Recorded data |
BEGIN

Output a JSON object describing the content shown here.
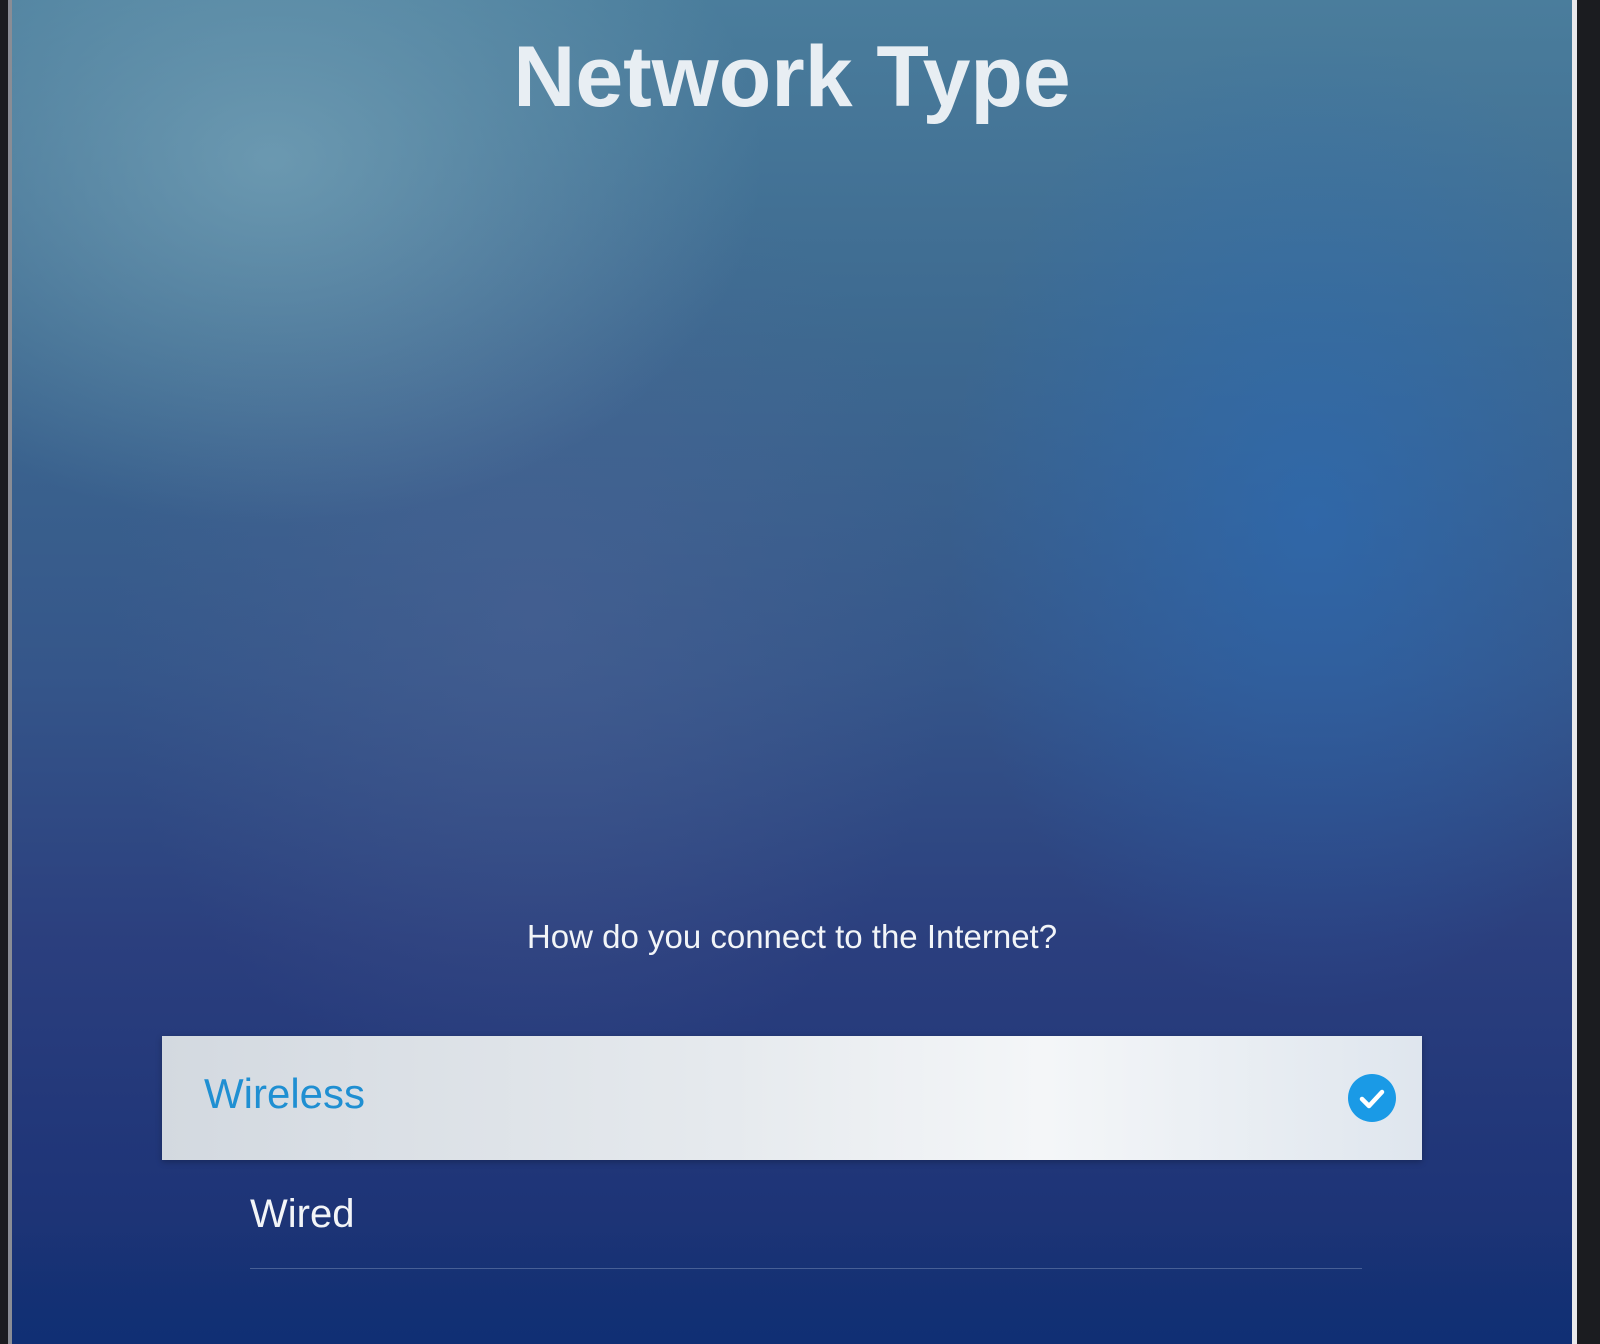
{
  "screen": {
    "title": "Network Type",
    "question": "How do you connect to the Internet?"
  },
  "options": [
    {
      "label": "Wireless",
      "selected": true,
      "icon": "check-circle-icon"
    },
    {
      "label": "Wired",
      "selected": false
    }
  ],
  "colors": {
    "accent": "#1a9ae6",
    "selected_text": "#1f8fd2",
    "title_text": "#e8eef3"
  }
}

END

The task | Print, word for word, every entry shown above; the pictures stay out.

Answer section |
Output a JSON object describing the content shown here.
{
  "screen": {
    "title": "Network Type",
    "question": "How do you connect to the Internet?"
  },
  "options": [
    {
      "label": "Wireless",
      "selected": true,
      "icon": "check-circle-icon"
    },
    {
      "label": "Wired",
      "selected": false
    }
  ],
  "colors": {
    "accent": "#1a9ae6",
    "selected_text": "#1f8fd2",
    "title_text": "#e8eef3"
  }
}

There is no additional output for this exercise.